Recently I had the opportunity at work to attend a course on character strengths run by the Mental Health Education Resource Centre. It’s great that these opportunities for healthcare professional development are being opened up to librarians. Last year I went to one of their courses on grief. This was an incredibly valuable session where I learnt a lot; one thing that stood out to me was that we don’t just grieve for people, we also grieve for places and things, particularly in times of change. Sometimes these aspects are inextricably linked.

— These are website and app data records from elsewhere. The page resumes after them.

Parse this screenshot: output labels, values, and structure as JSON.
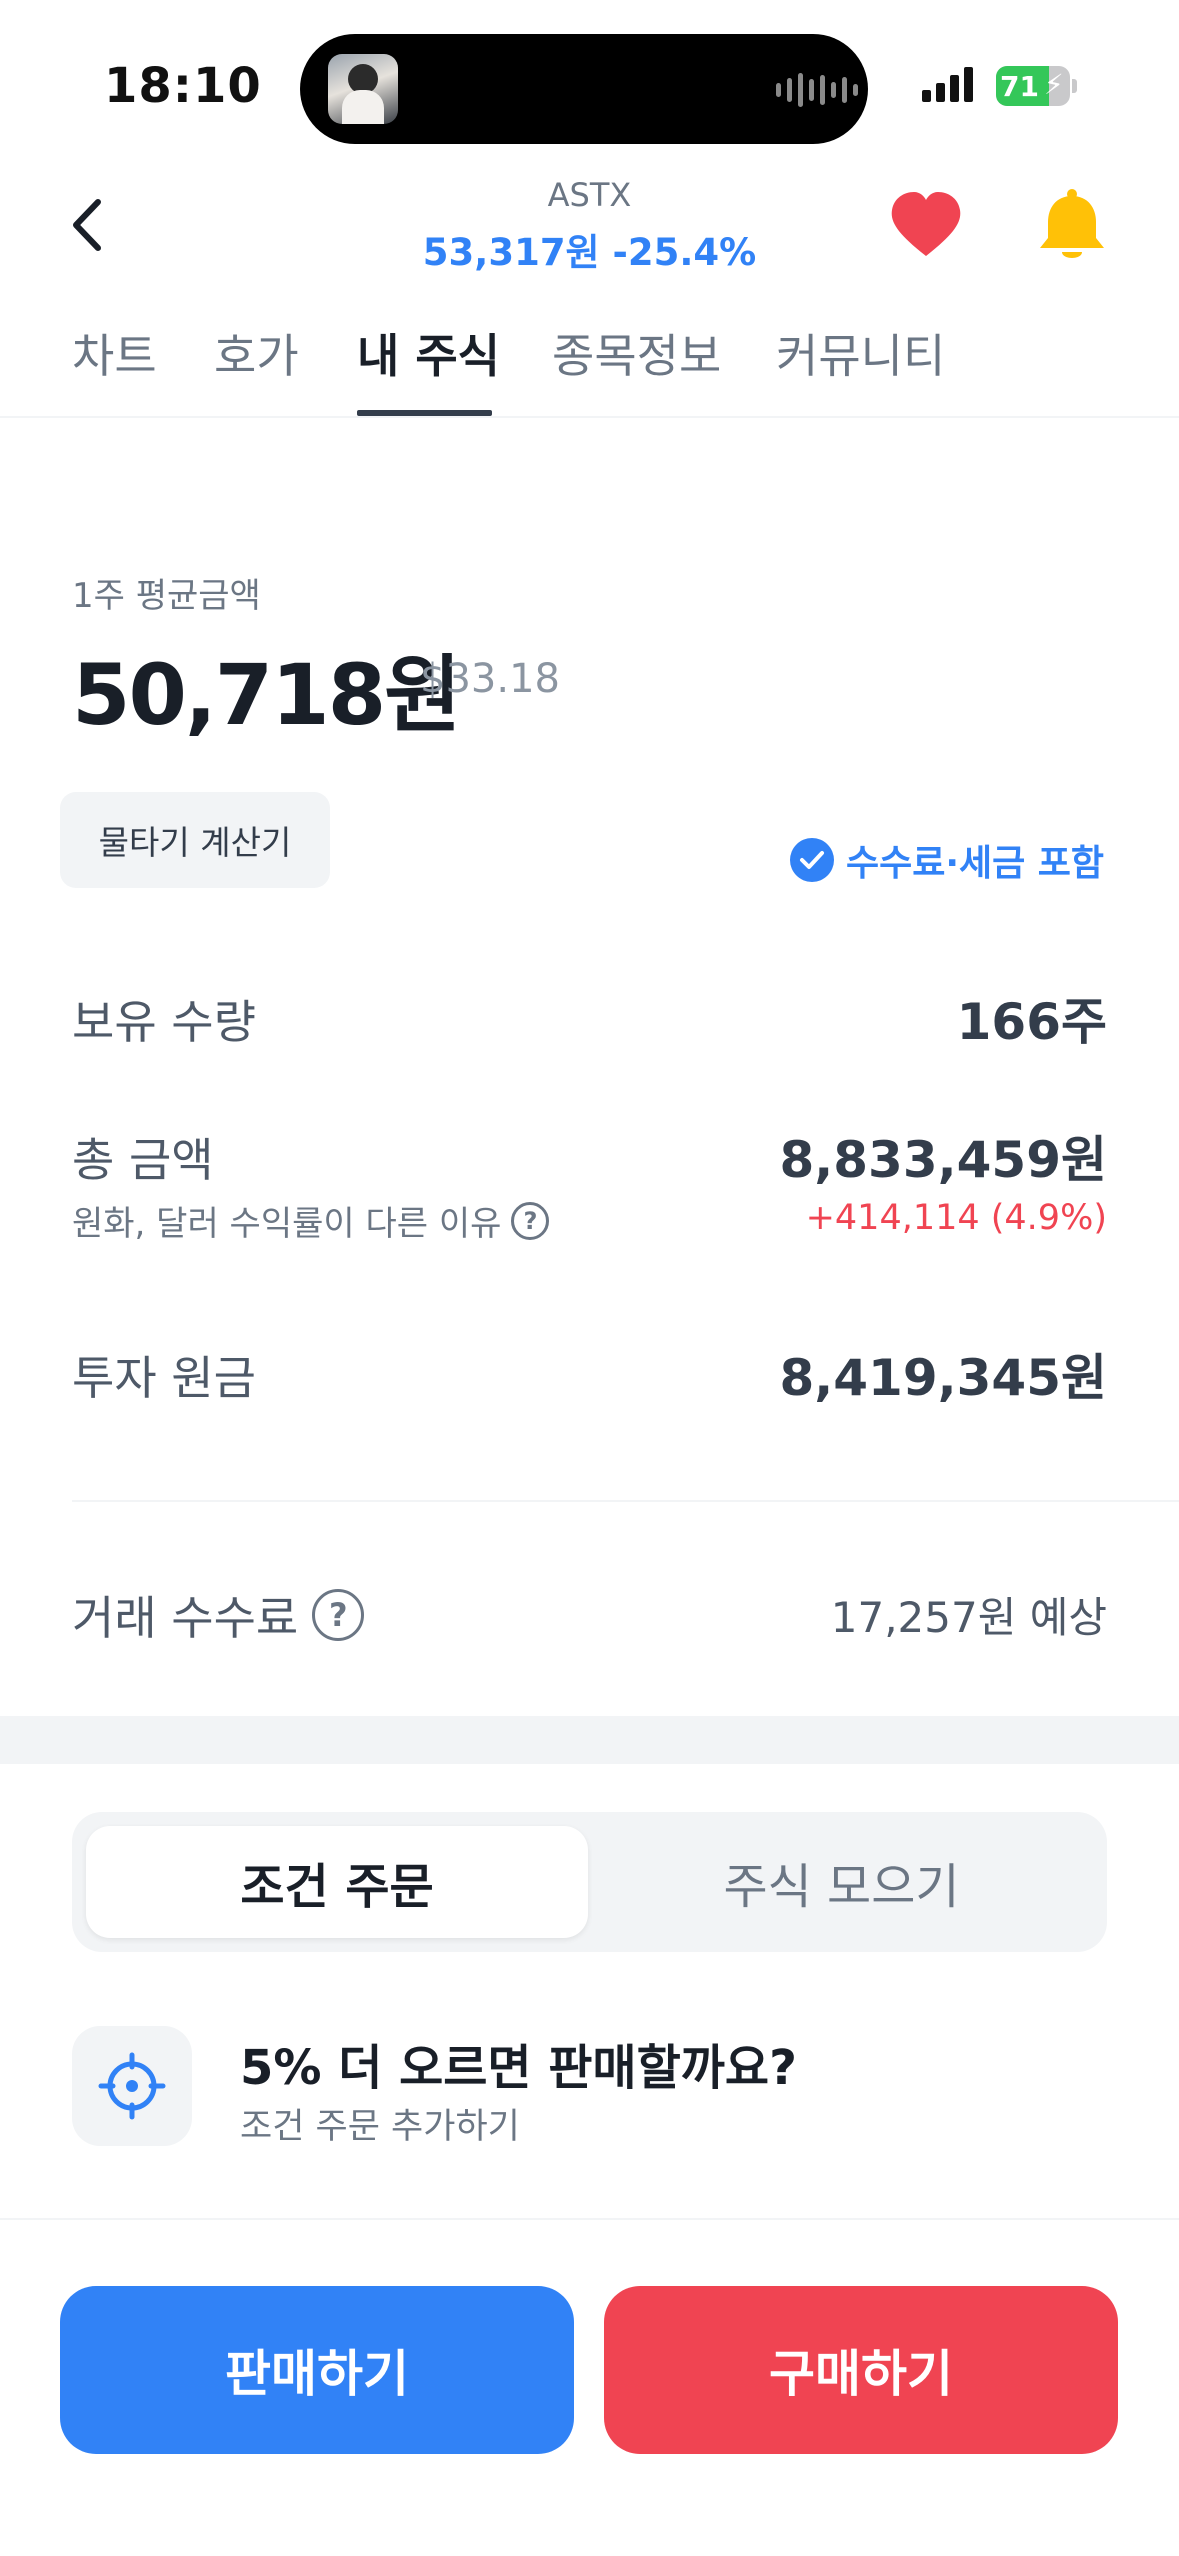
{
  "status_bar": {
    "time": "18:10",
    "battery": "71",
    "battery_level": 0.71
  },
  "header": {
    "ticker": "ASTX",
    "price_line": "53,317원 -25.4%",
    "icons": [
      "chevron-left-icon",
      "heart-icon",
      "bell-icon"
    ]
  },
  "tabs": [
    "차트",
    "호가",
    "내 주식",
    "종목정보",
    "커뮤니티"
  ],
  "active_tab": "내 주식",
  "avg": {
    "label": "1주 평균금액",
    "price": "50,718원",
    "usd": "$33.18"
  },
  "calculator_button": "물타기 계산기",
  "fee_included": "수수료·세금 포함",
  "holdings": {
    "quantity_label": "보유 수량",
    "quantity_value": "166주",
    "total_label": "총 금액",
    "total_value": "8,833,459원",
    "total_sub": "원화, 달러 수익률이 다른 이유",
    "profit": "+414,114 (4.9%)",
    "principal_label": "투자 원금",
    "principal_value": "8,419,345원",
    "fee_label": "거래 수수료",
    "fee_value": "17,257원 예상"
  },
  "segment": {
    "active": "조건 주문",
    "other": "주식 모으기"
  },
  "conditional": {
    "title": "5% 더 오르면 판매할까요?",
    "subtitle": "조건 주문 추가하기"
  },
  "buttons": {
    "sell": "판매하기",
    "buy": "구매하기"
  },
  "colors": {
    "accent_blue": "#3182f6",
    "accent_red": "#f04452",
    "heart": "#f04452",
    "bell": "#ffc107"
  }
}
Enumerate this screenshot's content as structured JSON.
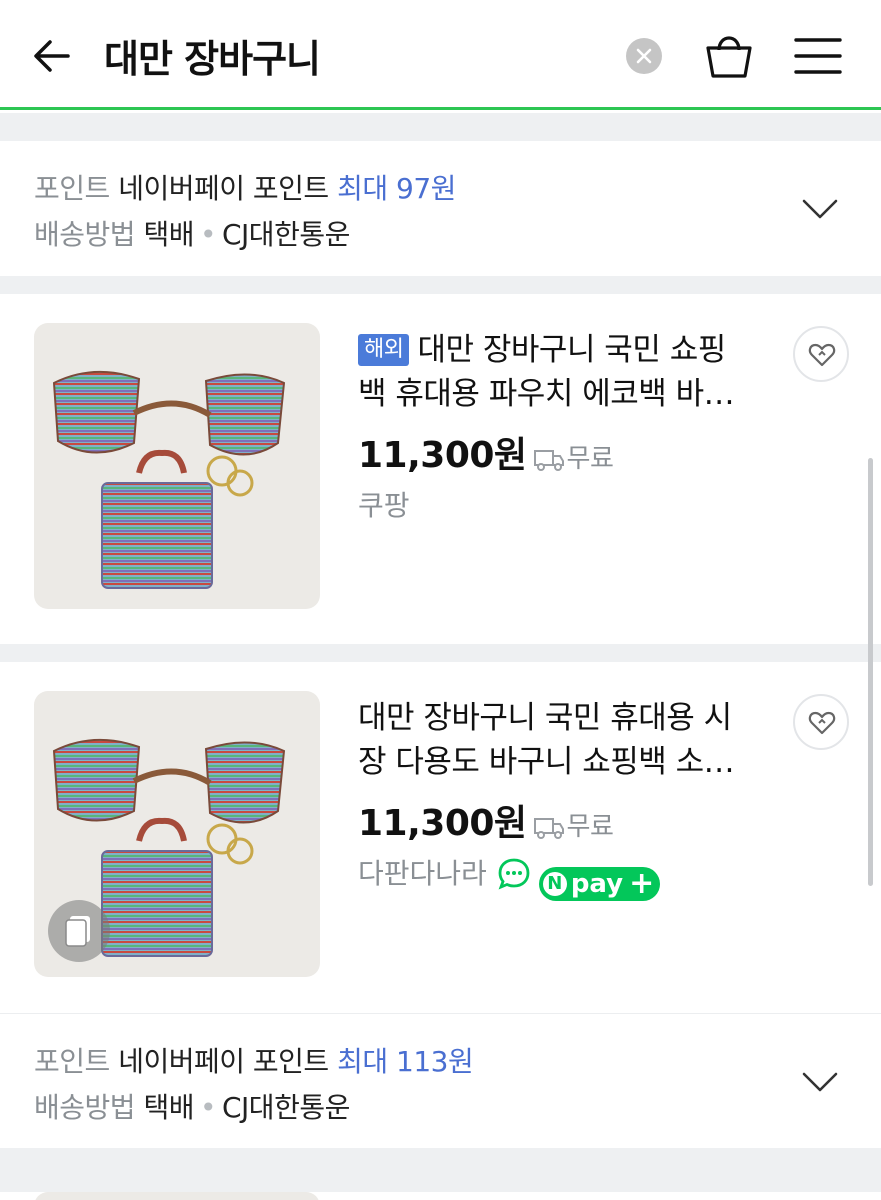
{
  "header": {
    "search_query": "대만 장바구니"
  },
  "info_rows": [
    {
      "point_label": "포인트",
      "point_name": "네이버페이 포인트",
      "point_value": "최대 97원",
      "delivery_label": "배송방법",
      "delivery_method": "택배",
      "courier": "CJ대한통운"
    },
    {
      "point_label": "포인트",
      "point_name": "네이버페이 포인트",
      "point_value": "최대 113원",
      "delivery_label": "배송방법",
      "delivery_method": "택배",
      "courier": "CJ대한통운"
    }
  ],
  "products": [
    {
      "badge": "해외",
      "title_line1": "대만 장바구니 국민 쇼핑",
      "title_line2": "백 휴대용 파우치 에코백 바…",
      "price": "11,300원",
      "shipping": "무료",
      "mall": "쿠팡"
    },
    {
      "badge": "",
      "title_line1": "대만 장바구니 국민 휴대용 시",
      "title_line2": "장 다용도 바구니 쇼핑백 소…",
      "price": "11,300원",
      "shipping": "무료",
      "mall": "다판다나라",
      "npay_label": "pay",
      "npay_n": "N"
    }
  ],
  "colors": {
    "accent_green": "#2dc653",
    "point_blue": "#4a6fd1",
    "badge_blue": "#4b7bd9",
    "npay_green": "#03c75a"
  }
}
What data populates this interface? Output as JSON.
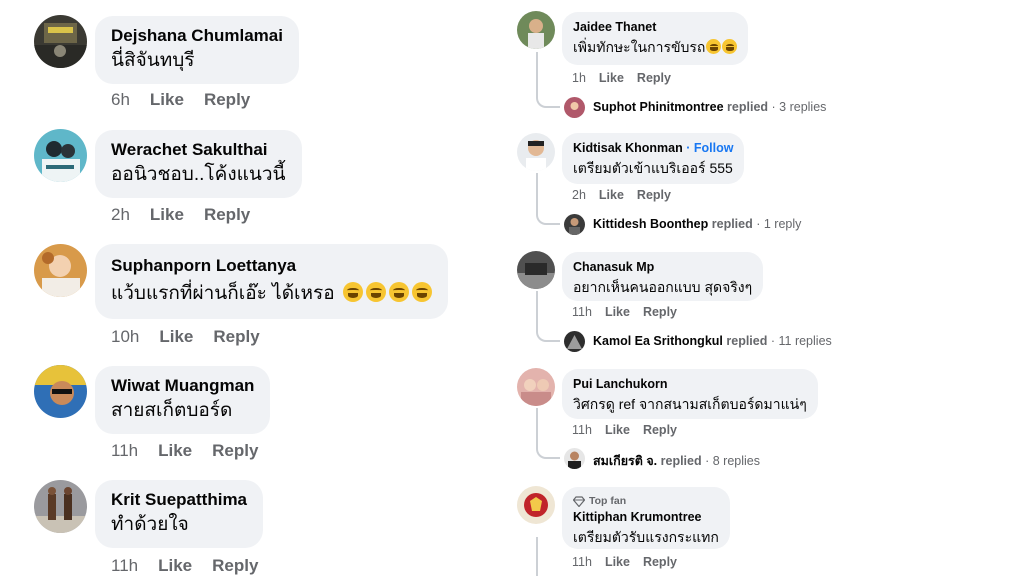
{
  "left_comments": [
    {
      "name": "Dejshana Chumlamai",
      "text": "นี่สิจันทบุรี",
      "emojis": 0,
      "time": "6h",
      "like": "Like",
      "reply": "Reply"
    },
    {
      "name": "Werachet Sakulthai",
      "text": "ออนิวชอบ..โค้งแนวนี้",
      "emojis": 0,
      "time": "2h",
      "like": "Like",
      "reply": "Reply"
    },
    {
      "name": "Suphanporn Loettanya",
      "text": "แว้บแรกที่ผ่านก็เอ๊ะ ได้เหรอ",
      "emojis": 4,
      "emoji_icon": "rofl-emoji",
      "time": "10h",
      "like": "Like",
      "reply": "Reply"
    },
    {
      "name": "Wiwat Muangman",
      "text": "สายสเก็ตบอร์ด",
      "emojis": 0,
      "time": "11h",
      "like": "Like",
      "reply": "Reply"
    },
    {
      "name": "Krit Suepatthima",
      "text": "ทำด้วยใจ",
      "emojis": 0,
      "time": "11h",
      "like": "Like",
      "reply": "Reply"
    }
  ],
  "right_comments": [
    {
      "name": "Jaidee Thanet",
      "follow": "",
      "top_fan": "",
      "text": "เพิ่มทักษะในการขับรถ",
      "emojis": 2,
      "emoji_icon": "grin-emoji",
      "time": "1h",
      "like": "Like",
      "reply": "Reply",
      "replier": "Suphot Phinitmontree",
      "replied_word": "replied",
      "reply_count": "· 3 replies"
    },
    {
      "name": "Kidtisak Khonman",
      "follow": "· Follow",
      "top_fan": "",
      "text": "เตรียมตัวเข้าแบริเออร์ 555",
      "emojis": 0,
      "time": "2h",
      "like": "Like",
      "reply": "Reply",
      "replier": "Kittidesh Boonthep",
      "replied_word": "replied",
      "reply_count": "· 1 reply"
    },
    {
      "name": "Chanasuk Mp",
      "follow": "",
      "top_fan": "",
      "text": "อยากเห็นคนออกแบบ สุดจริงๆ",
      "emojis": 0,
      "time": "11h",
      "like": "Like",
      "reply": "Reply",
      "replier": "Kamol Ea Srithongkul",
      "replied_word": "replied",
      "reply_count": "· 11 replies"
    },
    {
      "name": "Pui Lanchukorn",
      "follow": "",
      "top_fan": "",
      "text": "วิศกรดู ref จากสนามสเก็ตบอร์ดมาแน่ๆ",
      "emojis": 0,
      "time": "11h",
      "like": "Like",
      "reply": "Reply",
      "replier": "สมเกียรติ จ.",
      "replied_word": "replied",
      "reply_count": "· 8 replies"
    },
    {
      "name": "Kittiphan Krumontree",
      "follow": "",
      "top_fan": "Top fan",
      "top_fan_icon": "diamond-badge-icon",
      "text": "เตรียมตัวรับแรงกระแทก",
      "emojis": 0,
      "time": "11h",
      "like": "Like",
      "reply": "Reply"
    }
  ],
  "colors": {
    "bubble": "#f0f2f5",
    "meta_text": "#65676b",
    "follow": "#1877f2",
    "thread_line": "#ccd0d5",
    "emoji": "#f7c531"
  }
}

Because I work in the centre of Christchurch, I am surrounded by sites of memory and sites of mourning. Read more